# EXERCISE REQUIREMENTS
Every record below should be printed exactly as it appears.

**** GIVEN RECORDS

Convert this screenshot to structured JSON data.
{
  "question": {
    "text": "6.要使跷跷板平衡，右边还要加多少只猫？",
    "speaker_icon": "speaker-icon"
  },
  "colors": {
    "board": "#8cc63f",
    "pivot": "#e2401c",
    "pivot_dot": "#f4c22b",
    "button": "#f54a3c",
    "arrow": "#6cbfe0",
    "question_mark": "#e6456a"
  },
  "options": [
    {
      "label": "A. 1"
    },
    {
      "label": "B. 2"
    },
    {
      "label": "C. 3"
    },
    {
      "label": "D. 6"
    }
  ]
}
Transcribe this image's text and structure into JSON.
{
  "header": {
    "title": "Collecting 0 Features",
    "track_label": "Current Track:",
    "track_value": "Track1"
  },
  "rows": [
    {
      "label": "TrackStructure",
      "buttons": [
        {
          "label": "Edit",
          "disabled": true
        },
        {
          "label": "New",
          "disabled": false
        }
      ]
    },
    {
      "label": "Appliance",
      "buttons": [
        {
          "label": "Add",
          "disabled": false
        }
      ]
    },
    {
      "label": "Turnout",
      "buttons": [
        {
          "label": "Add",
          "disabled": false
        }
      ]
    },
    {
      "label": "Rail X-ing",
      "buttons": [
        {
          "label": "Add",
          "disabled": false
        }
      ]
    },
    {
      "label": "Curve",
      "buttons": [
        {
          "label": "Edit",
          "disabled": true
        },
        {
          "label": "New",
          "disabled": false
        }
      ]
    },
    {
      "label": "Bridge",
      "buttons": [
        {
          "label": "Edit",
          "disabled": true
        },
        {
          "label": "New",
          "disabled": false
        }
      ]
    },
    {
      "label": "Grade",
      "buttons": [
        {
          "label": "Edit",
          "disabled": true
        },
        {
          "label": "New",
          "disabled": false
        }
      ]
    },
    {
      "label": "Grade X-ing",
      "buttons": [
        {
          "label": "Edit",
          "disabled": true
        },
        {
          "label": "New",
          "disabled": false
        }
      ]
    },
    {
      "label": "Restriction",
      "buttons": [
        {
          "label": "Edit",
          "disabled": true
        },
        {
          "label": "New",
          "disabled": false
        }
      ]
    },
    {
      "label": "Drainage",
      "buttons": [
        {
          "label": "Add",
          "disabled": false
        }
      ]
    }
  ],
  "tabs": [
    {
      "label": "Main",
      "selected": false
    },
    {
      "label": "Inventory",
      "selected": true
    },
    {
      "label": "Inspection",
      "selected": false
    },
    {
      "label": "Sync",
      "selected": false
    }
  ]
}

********

# SOLUTION TO THIS PROBLEM
Convert this screenshot to structured JSON data.
{
  "question": {
    "text": "6.要使跷跷板平衡，右边还要加多少只猫？",
    "speaker_icon": "speaker-icon"
  },
  "colors": {
    "board": "#8cc63f",
    "pivot": "#e2401c",
    "pivot_dot": "#f4c22b",
    "button": "#f54a3c",
    "arrow": "#6cbfe0",
    "question_mark": "#e6456a"
  },
  "options": [
    {
      "label": "A. 1"
    },
    {
      "label": "B. 2"
    },
    {
      "label": "C. 3"
    },
    {
      "label": "D. 6"
    }
  ]
}
Transcribe this image's text and structure into JSON.
{
  "header": {
    "title": "Collecting 0 Features",
    "track_label": "Current Track:",
    "track_value": "Track1"
  },
  "rows": [
    {
      "label": "TrackStructure",
      "buttons": [
        {
          "label": "Edit",
          "disabled": true
        },
        {
          "label": "New",
          "disabled": false
        }
      ]
    },
    {
      "label": "Appliance",
      "buttons": [
        {
          "label": "Add",
          "disabled": false
        }
      ]
    },
    {
      "label": "Turnout",
      "buttons": [
        {
          "label": "Add",
          "disabled": false
        }
      ]
    },
    {
      "label": "Rail X-ing",
      "buttons": [
        {
          "label": "Add",
          "disabled": false
        }
      ]
    },
    {
      "label": "Curve",
      "buttons": [
        {
          "label": "Edit",
          "disabled": true
        },
        {
          "label": "New",
          "disabled": false
        }
      ]
    },
    {
      "label": "Bridge",
      "buttons": [
        {
          "label": "Edit",
          "disabled": true
        },
        {
          "label": "New",
          "disabled": false
        }
      ]
    },
    {
      "label": "Grade",
      "buttons": [
        {
          "label": "Edit",
          "disabled": true
        },
        {
          "label": "New",
          "disabled": false
        }
      ]
    },
    {
      "label": "Grade X-ing",
      "buttons": [
        {
          "label": "Edit",
          "disabled": true
        },
        {
          "label": "New",
          "disabled": false
        }
      ]
    },
    {
      "label": "Restriction",
      "buttons": [
        {
          "label": "Edit",
          "disabled": true
        },
        {
          "label": "New",
          "disabled": false
        }
      ]
    },
    {
      "label": "Drainage",
      "buttons": [
        {
          "label": "Add",
          "disabled": false
        }
      ]
    }
  ],
  "tabs": [
    {
      "label": "Main",
      "selected": false
    },
    {
      "label": "Inventory",
      "selected": true
    },
    {
      "label": "Inspection",
      "selected": false
    },
    {
      "label": "Sync",
      "selected": false
    }
  ]
}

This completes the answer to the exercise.